* [About this exercise] Output only the entries, exactly as given, without the pictures.

***** Exercise materials *****

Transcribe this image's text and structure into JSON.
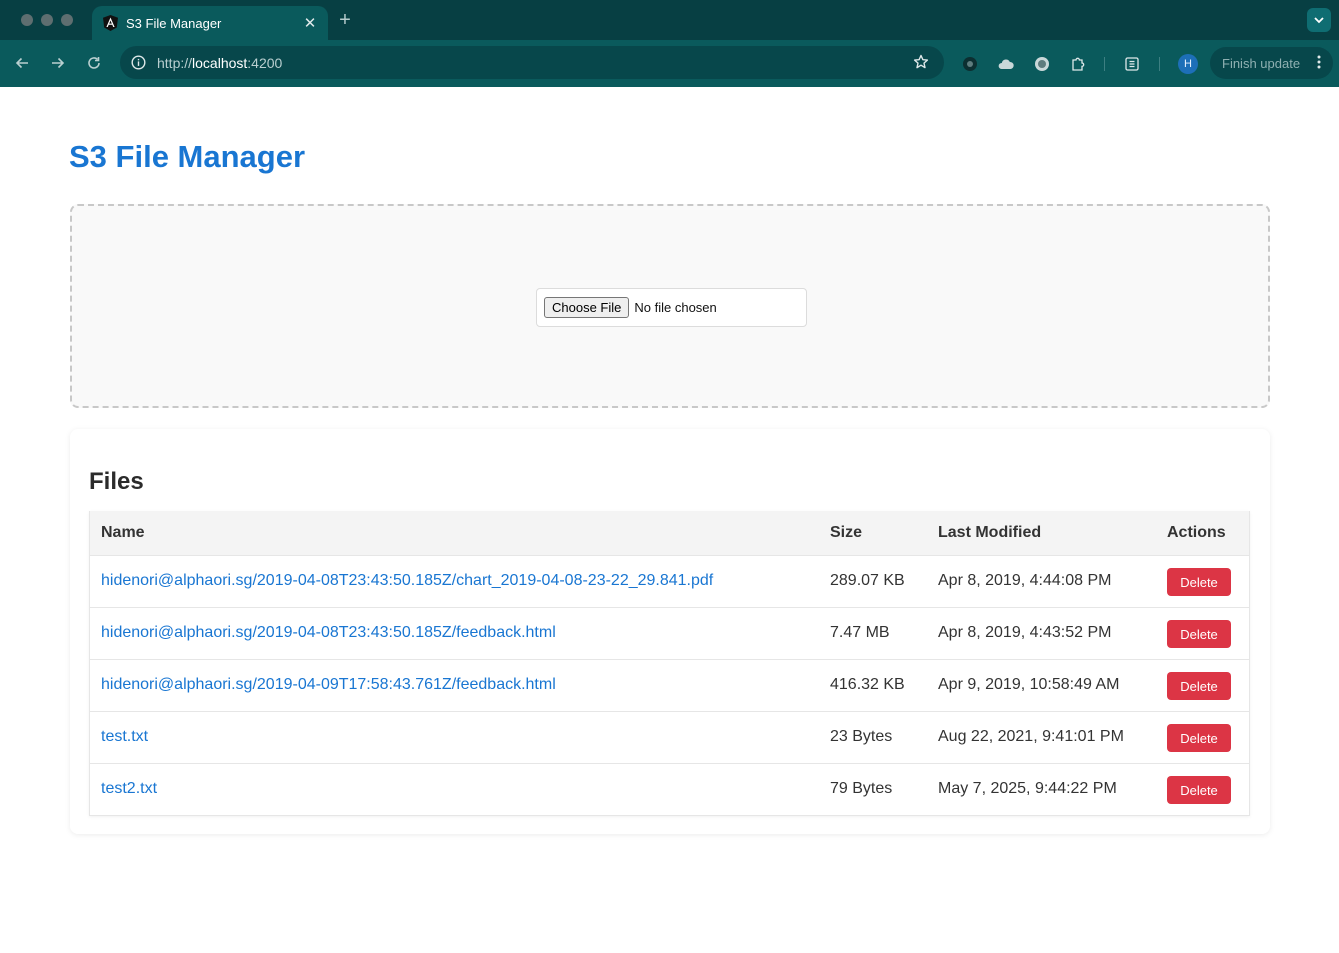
{
  "browser": {
    "tab_title": "S3 File Manager",
    "url_prefix": "http://",
    "url_host": "localhost",
    "url_port": ":4200",
    "avatar_initial": "H",
    "finish_update_label": "Finish update",
    "new_tab_symbol": "+",
    "close_tab_symbol": "✕"
  },
  "page": {
    "title": "S3 File Manager",
    "upload": {
      "choose_label": "Choose File",
      "status": "No file chosen"
    },
    "files_heading": "Files",
    "columns": {
      "name": "Name",
      "size": "Size",
      "modified": "Last Modified",
      "actions": "Actions"
    },
    "delete_label": "Delete",
    "rows": [
      {
        "name": "hidenori@alphaori.sg/2019-04-08T23:43:50.185Z/chart_2019-04-08-23-22_29.841.pdf",
        "size": "289.07 KB",
        "modified": "Apr 8, 2019, 4:44:08 PM"
      },
      {
        "name": "hidenori@alphaori.sg/2019-04-08T23:43:50.185Z/feedback.html",
        "size": "7.47 MB",
        "modified": "Apr 8, 2019, 4:43:52 PM"
      },
      {
        "name": "hidenori@alphaori.sg/2019-04-09T17:58:43.761Z/feedback.html",
        "size": "416.32 KB",
        "modified": "Apr 9, 2019, 10:58:49 AM"
      },
      {
        "name": "test.txt",
        "size": "23 Bytes",
        "modified": "Aug 22, 2021, 9:41:01 PM"
      },
      {
        "name": "test2.txt",
        "size": "79 Bytes",
        "modified": "May 7, 2025, 9:44:22 PM"
      }
    ]
  },
  "colors": {
    "chrome_bg": "#0a5a5c",
    "tabstrip_bg": "#073f43",
    "title_blue": "#1976d2",
    "delete_red": "#dc3545"
  },
  "icons": {
    "favicon": "angular-logo-icon",
    "back": "arrow-left-icon",
    "forward": "arrow-right-icon",
    "reload": "reload-icon",
    "info": "info-icon",
    "star": "star-icon",
    "extensions": [
      "record-icon",
      "cloud-icon",
      "globe-icon",
      "puzzle-icon",
      "reading-list-icon"
    ],
    "menu": "kebab-menu-icon"
  }
}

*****

* [Your solution]
Transcribe this image's text and structure into JSON.
{
  "browser": {
    "tab_title": "S3 File Manager",
    "url_prefix": "http://",
    "url_host": "localhost",
    "url_port": ":4200",
    "avatar_initial": "H",
    "finish_update_label": "Finish update",
    "new_tab_symbol": "+",
    "close_tab_symbol": "✕"
  },
  "page": {
    "title": "S3 File Manager",
    "upload": {
      "choose_label": "Choose File",
      "status": "No file chosen"
    },
    "files_heading": "Files",
    "columns": {
      "name": "Name",
      "size": "Size",
      "modified": "Last Modified",
      "actions": "Actions"
    },
    "delete_label": "Delete",
    "rows": [
      {
        "name": "hidenori@alphaori.sg/2019-04-08T23:43:50.185Z/chart_2019-04-08-23-22_29.841.pdf",
        "size": "289.07 KB",
        "modified": "Apr 8, 2019, 4:44:08 PM"
      },
      {
        "name": "hidenori@alphaori.sg/2019-04-08T23:43:50.185Z/feedback.html",
        "size": "7.47 MB",
        "modified": "Apr 8, 2019, 4:43:52 PM"
      },
      {
        "name": "hidenori@alphaori.sg/2019-04-09T17:58:43.761Z/feedback.html",
        "size": "416.32 KB",
        "modified": "Apr 9, 2019, 10:58:49 AM"
      },
      {
        "name": "test.txt",
        "size": "23 Bytes",
        "modified": "Aug 22, 2021, 9:41:01 PM"
      },
      {
        "name": "test2.txt",
        "size": "79 Bytes",
        "modified": "May 7, 2025, 9:44:22 PM"
      }
    ]
  },
  "colors": {
    "chrome_bg": "#0a5a5c",
    "tabstrip_bg": "#073f43",
    "title_blue": "#1976d2",
    "delete_red": "#dc3545"
  },
  "icons": {
    "favicon": "angular-logo-icon",
    "back": "arrow-left-icon",
    "forward": "arrow-right-icon",
    "reload": "reload-icon",
    "info": "info-icon",
    "star": "star-icon",
    "extensions": [
      "record-icon",
      "cloud-icon",
      "globe-icon",
      "puzzle-icon",
      "reading-list-icon"
    ],
    "menu": "kebab-menu-icon"
  }
}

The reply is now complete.